Exercise input
/---

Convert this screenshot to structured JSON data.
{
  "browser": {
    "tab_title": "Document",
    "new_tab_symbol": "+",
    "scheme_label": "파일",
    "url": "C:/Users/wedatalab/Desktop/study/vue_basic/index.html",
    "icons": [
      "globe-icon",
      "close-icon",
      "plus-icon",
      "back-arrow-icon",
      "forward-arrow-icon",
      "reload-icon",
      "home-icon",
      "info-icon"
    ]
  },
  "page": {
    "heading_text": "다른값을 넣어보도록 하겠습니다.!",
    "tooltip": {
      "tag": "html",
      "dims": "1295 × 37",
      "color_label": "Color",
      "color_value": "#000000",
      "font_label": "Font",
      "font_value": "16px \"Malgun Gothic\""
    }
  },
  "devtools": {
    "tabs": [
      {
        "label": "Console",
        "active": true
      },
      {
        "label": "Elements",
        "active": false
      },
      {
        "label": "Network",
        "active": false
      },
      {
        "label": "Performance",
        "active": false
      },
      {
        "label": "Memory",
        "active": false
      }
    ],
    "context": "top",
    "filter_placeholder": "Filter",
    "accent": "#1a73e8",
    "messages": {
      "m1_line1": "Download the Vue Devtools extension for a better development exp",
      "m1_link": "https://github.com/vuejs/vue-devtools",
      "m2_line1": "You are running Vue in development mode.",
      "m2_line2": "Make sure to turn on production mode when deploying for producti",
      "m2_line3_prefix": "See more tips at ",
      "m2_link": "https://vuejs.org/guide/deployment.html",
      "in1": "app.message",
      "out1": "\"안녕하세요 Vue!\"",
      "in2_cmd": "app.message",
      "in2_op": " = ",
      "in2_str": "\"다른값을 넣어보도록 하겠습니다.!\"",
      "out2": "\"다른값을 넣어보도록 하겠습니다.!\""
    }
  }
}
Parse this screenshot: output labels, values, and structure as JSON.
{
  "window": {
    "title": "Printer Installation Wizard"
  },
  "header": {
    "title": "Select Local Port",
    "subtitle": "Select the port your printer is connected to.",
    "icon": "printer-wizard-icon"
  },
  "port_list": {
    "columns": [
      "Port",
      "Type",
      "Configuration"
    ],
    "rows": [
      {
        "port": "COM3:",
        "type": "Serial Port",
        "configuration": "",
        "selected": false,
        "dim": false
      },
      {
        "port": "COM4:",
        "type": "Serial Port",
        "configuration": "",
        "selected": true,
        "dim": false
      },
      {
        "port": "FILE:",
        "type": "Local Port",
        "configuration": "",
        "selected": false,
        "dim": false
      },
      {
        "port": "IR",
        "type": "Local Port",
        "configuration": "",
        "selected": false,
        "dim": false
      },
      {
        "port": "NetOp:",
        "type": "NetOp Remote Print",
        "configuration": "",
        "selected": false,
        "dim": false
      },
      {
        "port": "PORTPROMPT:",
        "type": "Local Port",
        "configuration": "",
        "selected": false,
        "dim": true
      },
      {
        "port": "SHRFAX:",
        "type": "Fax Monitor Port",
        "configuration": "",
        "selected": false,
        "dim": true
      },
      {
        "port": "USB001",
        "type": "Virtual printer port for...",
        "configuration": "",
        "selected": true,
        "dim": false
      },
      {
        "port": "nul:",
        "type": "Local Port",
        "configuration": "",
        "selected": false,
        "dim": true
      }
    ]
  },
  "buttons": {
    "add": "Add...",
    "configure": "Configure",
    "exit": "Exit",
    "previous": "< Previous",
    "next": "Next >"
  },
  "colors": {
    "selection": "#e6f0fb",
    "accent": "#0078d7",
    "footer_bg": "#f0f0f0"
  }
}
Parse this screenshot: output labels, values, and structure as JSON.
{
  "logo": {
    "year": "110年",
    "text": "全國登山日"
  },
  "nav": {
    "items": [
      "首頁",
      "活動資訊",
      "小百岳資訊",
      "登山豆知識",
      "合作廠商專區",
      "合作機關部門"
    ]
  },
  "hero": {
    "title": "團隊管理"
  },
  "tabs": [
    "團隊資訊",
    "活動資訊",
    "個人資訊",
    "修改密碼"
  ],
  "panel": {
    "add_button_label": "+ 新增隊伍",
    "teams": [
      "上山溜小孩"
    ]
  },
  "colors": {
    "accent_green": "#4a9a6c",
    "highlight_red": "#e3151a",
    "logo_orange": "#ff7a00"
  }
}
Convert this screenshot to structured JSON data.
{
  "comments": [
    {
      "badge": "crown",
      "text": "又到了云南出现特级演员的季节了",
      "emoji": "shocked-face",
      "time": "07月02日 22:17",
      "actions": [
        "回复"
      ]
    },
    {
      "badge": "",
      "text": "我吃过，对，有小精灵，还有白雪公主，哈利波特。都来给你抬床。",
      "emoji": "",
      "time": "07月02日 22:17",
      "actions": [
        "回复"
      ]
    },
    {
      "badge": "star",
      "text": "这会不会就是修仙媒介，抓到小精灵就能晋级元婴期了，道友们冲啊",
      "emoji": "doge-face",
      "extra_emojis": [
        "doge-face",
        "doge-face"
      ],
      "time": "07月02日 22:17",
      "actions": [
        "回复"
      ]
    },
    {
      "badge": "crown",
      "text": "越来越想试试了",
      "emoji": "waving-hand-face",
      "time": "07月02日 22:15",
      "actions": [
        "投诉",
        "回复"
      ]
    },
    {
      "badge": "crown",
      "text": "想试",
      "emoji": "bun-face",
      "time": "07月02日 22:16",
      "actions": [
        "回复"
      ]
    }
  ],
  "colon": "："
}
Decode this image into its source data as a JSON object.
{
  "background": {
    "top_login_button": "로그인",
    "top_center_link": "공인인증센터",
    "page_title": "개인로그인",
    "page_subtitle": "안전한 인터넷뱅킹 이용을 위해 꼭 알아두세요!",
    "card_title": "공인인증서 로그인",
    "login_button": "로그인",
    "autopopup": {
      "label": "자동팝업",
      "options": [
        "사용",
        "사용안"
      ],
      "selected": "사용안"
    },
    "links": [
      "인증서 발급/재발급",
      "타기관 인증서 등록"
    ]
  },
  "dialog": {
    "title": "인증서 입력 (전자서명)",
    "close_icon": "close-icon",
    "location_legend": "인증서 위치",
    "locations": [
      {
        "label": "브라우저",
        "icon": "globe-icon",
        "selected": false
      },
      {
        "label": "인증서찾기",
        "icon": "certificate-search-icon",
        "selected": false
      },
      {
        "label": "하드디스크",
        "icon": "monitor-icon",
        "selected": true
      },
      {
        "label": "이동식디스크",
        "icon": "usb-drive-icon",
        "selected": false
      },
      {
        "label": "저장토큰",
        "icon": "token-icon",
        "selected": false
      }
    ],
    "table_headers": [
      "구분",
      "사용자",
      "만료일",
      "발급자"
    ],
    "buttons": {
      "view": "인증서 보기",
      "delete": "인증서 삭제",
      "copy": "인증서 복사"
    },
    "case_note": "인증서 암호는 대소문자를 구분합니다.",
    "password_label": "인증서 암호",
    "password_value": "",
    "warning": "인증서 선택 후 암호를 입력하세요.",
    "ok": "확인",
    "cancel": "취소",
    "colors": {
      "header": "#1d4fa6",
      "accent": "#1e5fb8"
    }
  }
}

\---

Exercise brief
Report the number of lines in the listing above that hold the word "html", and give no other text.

Answer box
3